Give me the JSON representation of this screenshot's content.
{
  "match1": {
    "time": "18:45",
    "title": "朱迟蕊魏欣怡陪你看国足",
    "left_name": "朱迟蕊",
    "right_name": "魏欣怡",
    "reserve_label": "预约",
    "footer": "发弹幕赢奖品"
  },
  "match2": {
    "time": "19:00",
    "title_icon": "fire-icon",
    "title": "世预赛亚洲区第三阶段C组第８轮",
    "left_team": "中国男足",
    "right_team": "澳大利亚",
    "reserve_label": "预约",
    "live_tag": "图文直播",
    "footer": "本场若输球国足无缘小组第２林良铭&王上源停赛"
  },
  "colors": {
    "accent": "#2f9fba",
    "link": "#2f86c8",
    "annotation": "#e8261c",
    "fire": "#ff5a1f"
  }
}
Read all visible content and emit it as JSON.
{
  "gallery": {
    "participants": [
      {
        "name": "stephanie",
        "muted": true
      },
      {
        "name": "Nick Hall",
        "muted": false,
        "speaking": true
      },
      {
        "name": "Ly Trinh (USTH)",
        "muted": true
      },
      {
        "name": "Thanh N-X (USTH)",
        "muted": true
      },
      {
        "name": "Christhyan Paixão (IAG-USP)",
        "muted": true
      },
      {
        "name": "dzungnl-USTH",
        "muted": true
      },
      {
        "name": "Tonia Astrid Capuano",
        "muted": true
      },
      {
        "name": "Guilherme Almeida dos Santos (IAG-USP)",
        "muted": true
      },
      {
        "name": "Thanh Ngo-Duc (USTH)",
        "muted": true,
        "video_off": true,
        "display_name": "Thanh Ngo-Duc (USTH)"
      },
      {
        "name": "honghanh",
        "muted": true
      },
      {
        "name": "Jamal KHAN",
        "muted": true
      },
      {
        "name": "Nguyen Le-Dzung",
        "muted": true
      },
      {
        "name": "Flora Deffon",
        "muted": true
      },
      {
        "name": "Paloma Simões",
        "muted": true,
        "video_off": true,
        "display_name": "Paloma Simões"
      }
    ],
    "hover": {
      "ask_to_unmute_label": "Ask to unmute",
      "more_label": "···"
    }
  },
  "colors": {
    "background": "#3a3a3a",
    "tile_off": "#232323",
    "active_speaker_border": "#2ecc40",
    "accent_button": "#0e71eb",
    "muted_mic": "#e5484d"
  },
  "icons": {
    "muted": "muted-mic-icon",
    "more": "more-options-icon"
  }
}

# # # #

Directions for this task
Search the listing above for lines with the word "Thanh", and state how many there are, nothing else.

Solution below
3